Sarah Iannarone made it official today: She wants to be mayor of Portland.
Portlanders are still coming to grips with the traffic violence experienced downtown on Friday. While details about 61-year-old Greg Porter continue to trickle out and the women he hit still recover at an area hospital, leaders in the transportation reform community are moving from grief and shock into action.
Kiel Johnson and Sarah Iannarone (both familiar names to BikePortland readers) are organizing an event next Tuesday (June 5th) that aims to promote an inclusive Portland. Here’s the event description:[Read more…]
Sarah Iannarone is the associate director of First Stop Portland and a former candidate for Portland Mayor. She lives in east Portland.
Former Portland Mayor Vera Katz died last week at age 84. Three time Speaker of the Oregon House of Representatives who went on to serve three terms as Portland Mayor, Katz’s reach was extensive. Part legacy leaver, part urban legend, Katz’s persona looms as large in Portland’s civic imagination as her accomplishments.
As someone born the year Katz was first elected and somewhat removed from state and local politics during her tenure, I’m not suited to eulogize her. Rather, I offer a few lessons gleaned from her leadership and thoughts how we might apply them today.
When I arrived in Portland in 1998 — one of those twenty-somethings allegedly looking to retire — Katz was just beginning her second term as Portland mayor. I’d rented a one-bedroom basement apartment in the Historic Alphabet District for $500 (remember those?) and my living room windows looked directly onto the front stoop of Katz’s 1890 Victorian. At the crack of dawn on workdays (which included many Saturdays and even some Sundays), her distinctive voice would ring across the yard with a warm greeting to her driver followed by a quickly barked roadmap of the morning’s activities. She wouldn’t get home until usually well after dark. I didn’t know then why my neighbor with the New York accent had no time for small talk on that stoop; I knew only that she seemed important and powerful, a bit of workaholic even, and that she never drove herself anywhere.

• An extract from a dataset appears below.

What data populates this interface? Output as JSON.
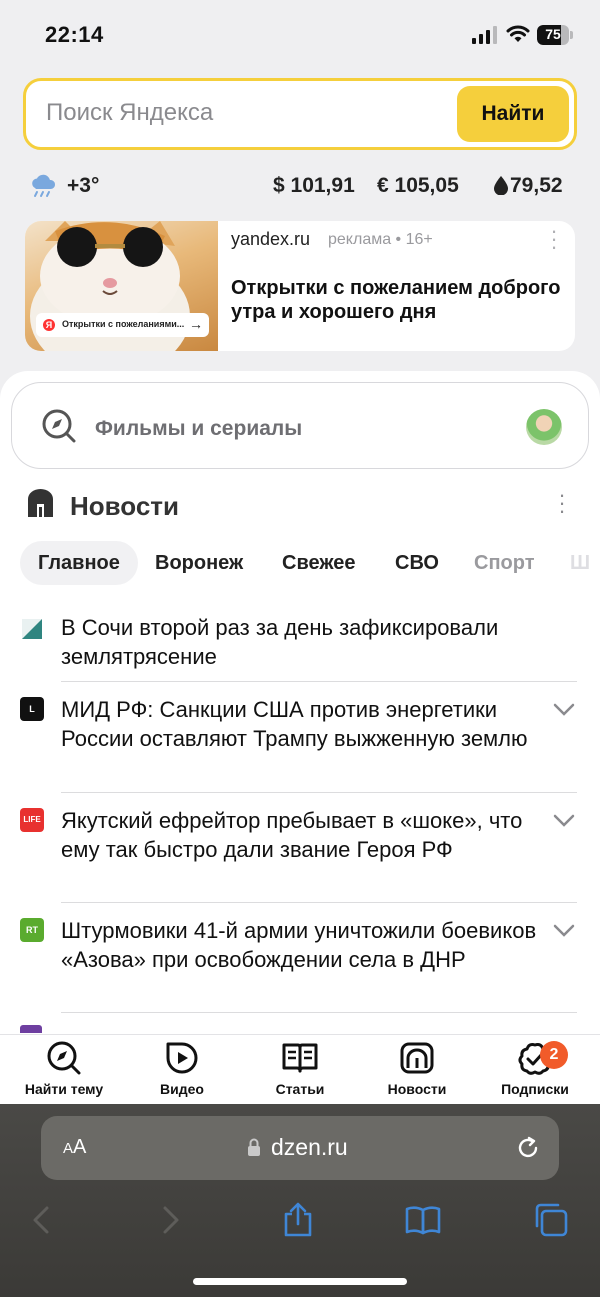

Portland’s next mayor is a Multnomah County commissioner turned state treasurer who embraced protected bike lanes and more neighborhood greenway traffic diverters from almost the start of his run for office.
Ted Wheeler was drawing 58 percent of Portland’s primary vote Tuesday night, easily defeating opponents Jules Bailey and Sarah Iannarone, among others.
Wheeler also set himself apart on transportation issues by endorsing a local gas tax to improve Portland streets on the day he announced his campaign — a position that rapidly became conventional wisdom among local politicians and won a narrow victory Tuesday night.
Since many of you will probably spend some part of this weekend reading your voter’s pamphlet and/or filling out your ballot, here’s a quick way to compare how the three most prominent mayoral candidates are thinking about bike safey.